The European Food Safety Authority (EFSA) in its Scientific Opinion on Caffeine noted ‘that caffeine at doses of 3 mg/kg bw (equivalent to 210 mg for a 70-kg adult) ingested about one hour prior to endurance exercise appear to induce only a modest increase in body temperature compared to placebo’. They also added that ‘higher doses of caffeine (5-6 mg/kg bw equivalent to 420 mg for a 70-kg adult) ingested about one hour prior to prolonged endurance exercise in a hot environment do not affect body temperature or hydration status beyond what could be expected from the testing conditions’14.
An additional comprehensive and critical review10 of 10 studies, which scrutinised the different protocols and the results obtained, concluded that:
- A daily intake of 300mg of caffeine (the amount found in approximately 3 regular cups of coffee) induces only a mild, short-term diuretic effect, similar to that of water, with no significant effect on overall fluid balance
- There is no evidence that caffeine is detrimental during exercise in hot climates when fluid losses are maximal
- The long-term effects of caffeine on fluid balance are not adequately reported. There are a number of methodological limitations. For example, urine should be collected over longer periods, at least 24 hours. Studies over a short time period suggest a mild, short-term diuretic effect of caffeine after 3 hours, though this effect ceases to be observed over longer time periods
- Statements suggesting the avoidance of caffeinated beverages before, and during, exercise are unfounded
In a more recent survey of the available literature on caffeine and exercise performance, the various components of hydration during sport were reviewed. As far as caffeine is concerned, ingestion of moderate to low levels (less than 300mg) in one shot did not contribute to dehydration either at rest or during exercise2. Similar conclusions can be drawn for the long-term ingestion of caffeine.
Caffeine and endurance exercise performance
A 2009 study systematically and critically reviewed the effect of caffeine on endurance performance11. The most relevant studies were selected for the review, excluding the studies with no time-trial component. A total of 19 studies were analysed.

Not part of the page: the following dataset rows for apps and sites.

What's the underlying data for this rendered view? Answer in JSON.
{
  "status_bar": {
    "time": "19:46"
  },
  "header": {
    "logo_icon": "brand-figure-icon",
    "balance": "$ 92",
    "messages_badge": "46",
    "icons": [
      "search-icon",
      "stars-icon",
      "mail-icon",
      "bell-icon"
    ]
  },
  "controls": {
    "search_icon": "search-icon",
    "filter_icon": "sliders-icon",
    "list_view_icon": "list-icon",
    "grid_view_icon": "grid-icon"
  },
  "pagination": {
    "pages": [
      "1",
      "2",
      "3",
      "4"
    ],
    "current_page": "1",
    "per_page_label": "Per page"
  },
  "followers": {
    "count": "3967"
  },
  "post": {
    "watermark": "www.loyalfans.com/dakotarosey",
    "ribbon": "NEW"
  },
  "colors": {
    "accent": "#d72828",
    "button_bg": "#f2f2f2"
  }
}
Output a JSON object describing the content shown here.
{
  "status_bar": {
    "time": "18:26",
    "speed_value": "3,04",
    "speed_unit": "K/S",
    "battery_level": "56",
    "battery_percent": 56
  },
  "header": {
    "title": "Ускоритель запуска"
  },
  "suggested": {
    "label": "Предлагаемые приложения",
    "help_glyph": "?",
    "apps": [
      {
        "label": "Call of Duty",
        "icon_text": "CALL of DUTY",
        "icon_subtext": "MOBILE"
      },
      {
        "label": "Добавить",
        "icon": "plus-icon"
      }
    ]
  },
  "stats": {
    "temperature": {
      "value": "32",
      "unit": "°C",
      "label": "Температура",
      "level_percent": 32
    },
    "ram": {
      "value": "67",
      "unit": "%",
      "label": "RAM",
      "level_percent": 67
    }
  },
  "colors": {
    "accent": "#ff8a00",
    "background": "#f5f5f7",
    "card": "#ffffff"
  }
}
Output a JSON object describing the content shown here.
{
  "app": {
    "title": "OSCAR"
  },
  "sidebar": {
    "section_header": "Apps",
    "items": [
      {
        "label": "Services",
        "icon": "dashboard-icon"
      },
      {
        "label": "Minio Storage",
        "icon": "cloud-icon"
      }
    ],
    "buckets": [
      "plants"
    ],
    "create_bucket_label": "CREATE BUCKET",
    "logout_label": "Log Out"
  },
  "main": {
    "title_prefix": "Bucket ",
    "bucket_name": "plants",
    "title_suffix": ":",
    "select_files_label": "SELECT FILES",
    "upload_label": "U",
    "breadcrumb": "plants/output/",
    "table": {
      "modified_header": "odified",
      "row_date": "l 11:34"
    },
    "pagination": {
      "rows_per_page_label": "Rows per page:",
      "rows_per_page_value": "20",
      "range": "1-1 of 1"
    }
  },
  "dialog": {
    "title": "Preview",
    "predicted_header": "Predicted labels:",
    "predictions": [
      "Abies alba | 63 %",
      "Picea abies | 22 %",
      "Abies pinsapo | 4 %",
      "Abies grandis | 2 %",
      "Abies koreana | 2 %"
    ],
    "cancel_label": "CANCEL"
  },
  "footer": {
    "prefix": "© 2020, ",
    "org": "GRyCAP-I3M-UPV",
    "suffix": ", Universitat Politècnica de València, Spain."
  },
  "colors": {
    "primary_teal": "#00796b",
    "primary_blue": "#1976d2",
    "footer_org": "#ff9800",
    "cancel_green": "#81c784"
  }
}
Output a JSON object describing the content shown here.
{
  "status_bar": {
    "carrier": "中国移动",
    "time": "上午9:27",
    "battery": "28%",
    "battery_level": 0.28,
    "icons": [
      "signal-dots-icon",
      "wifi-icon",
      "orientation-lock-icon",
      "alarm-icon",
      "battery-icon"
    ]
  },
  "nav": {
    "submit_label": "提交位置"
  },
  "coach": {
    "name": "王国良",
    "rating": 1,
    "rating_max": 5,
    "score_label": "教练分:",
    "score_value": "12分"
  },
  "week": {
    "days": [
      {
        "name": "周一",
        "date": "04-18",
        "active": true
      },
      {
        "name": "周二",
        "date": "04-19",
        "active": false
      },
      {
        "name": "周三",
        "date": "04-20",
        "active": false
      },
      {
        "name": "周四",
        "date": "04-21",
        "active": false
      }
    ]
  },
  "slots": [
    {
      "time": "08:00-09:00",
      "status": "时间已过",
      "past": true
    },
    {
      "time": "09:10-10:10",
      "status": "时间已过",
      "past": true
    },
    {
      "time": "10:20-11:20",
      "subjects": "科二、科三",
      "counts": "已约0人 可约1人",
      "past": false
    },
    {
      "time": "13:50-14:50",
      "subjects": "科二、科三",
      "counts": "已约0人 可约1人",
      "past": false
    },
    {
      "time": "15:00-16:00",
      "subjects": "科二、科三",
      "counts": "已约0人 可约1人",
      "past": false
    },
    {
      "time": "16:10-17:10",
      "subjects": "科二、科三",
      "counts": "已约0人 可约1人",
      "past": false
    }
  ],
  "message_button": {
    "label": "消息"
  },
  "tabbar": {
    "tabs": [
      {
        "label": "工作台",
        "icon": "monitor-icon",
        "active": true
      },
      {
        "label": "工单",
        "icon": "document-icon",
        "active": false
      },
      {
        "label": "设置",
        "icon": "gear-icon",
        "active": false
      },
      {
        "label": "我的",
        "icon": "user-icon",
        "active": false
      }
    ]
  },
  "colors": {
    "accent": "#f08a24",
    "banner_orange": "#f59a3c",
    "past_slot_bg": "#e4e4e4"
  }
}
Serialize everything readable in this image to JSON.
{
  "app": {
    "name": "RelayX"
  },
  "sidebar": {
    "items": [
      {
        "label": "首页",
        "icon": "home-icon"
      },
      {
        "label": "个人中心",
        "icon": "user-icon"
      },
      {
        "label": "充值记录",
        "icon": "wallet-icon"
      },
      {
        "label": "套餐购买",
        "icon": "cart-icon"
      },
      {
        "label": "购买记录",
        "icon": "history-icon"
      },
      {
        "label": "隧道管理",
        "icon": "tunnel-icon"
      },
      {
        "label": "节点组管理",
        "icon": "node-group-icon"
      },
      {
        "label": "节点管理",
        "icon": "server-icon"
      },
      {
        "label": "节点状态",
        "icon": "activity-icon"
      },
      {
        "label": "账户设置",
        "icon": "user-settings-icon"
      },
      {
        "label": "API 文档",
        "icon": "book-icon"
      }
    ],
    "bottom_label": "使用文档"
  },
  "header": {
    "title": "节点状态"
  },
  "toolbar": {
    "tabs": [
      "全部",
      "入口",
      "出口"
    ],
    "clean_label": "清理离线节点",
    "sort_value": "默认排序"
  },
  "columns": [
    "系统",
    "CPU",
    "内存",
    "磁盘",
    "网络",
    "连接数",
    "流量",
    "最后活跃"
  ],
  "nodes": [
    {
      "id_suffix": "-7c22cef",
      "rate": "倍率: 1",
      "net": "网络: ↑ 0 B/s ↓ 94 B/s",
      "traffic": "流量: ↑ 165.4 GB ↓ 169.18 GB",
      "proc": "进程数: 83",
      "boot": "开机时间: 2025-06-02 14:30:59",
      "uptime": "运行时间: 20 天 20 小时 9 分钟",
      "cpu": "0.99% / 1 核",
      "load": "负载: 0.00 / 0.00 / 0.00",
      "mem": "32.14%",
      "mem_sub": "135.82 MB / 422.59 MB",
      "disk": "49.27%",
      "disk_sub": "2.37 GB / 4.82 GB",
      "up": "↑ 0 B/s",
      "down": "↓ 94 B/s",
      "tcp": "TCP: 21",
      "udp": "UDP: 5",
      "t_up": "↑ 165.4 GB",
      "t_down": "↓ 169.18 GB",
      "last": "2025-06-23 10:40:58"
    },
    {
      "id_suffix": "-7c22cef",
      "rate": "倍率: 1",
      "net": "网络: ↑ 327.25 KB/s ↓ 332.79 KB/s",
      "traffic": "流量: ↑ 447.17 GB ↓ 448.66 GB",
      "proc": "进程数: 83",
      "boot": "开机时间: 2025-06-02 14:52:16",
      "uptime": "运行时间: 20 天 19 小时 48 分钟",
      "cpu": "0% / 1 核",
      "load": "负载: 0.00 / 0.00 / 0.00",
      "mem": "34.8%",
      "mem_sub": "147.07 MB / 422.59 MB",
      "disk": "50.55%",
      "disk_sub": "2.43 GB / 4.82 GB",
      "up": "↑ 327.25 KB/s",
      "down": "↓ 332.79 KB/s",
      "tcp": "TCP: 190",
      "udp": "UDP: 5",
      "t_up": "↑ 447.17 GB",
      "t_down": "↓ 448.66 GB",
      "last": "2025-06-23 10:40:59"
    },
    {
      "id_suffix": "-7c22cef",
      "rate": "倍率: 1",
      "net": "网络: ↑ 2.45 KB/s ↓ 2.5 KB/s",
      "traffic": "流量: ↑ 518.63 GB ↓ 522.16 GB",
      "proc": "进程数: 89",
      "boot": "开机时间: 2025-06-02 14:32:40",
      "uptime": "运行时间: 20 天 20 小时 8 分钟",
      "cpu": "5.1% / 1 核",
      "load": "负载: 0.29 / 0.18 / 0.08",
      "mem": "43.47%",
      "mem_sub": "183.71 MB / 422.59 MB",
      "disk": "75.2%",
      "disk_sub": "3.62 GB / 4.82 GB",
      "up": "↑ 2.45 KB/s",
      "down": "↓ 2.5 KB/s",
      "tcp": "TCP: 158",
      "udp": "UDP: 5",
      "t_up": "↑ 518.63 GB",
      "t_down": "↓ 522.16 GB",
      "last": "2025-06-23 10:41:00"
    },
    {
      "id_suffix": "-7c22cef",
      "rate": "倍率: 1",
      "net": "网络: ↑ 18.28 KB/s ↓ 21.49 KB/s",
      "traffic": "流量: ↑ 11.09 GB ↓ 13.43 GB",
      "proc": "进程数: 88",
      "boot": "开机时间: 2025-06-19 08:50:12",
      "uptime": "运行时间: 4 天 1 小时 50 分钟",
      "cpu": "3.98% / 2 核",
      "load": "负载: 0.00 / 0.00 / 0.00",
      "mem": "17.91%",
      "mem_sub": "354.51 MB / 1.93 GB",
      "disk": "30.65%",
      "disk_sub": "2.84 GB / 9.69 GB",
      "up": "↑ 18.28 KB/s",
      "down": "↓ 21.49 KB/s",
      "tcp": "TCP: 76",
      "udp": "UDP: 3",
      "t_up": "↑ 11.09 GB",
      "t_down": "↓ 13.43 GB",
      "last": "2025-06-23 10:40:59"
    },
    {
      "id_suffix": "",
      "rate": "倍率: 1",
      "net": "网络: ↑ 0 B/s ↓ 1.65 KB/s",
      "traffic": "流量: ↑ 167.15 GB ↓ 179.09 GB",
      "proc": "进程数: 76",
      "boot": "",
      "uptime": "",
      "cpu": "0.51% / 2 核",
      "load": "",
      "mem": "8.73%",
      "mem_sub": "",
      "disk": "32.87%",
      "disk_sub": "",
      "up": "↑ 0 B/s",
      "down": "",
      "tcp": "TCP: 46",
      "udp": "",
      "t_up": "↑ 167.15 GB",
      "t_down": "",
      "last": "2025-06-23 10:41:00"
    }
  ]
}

The authors concluded that, overall, caffeine ingestion in moderate quantities can be effective for endurance athletes.
In addition, in a paper aimed at developing a position statement on the effect of caffeine on sports performance, a team of experts reviewed the available literature in a systematic and sizable survey12. They concluded that caffeine is beneficial for sports performance. This literature review did not support caffeine-induced diuresis during exercise.
Caffeine and temperature regulation
Several factors can reduce heat tolerance during exercise in hot environments. A literature review assessed fluid balance, temperature regulation and exercise-heat tolerance during exercise. The results showed no evidence that caffeine induces chronic dehydration or negatively affects temperature regulation in a hot environment13.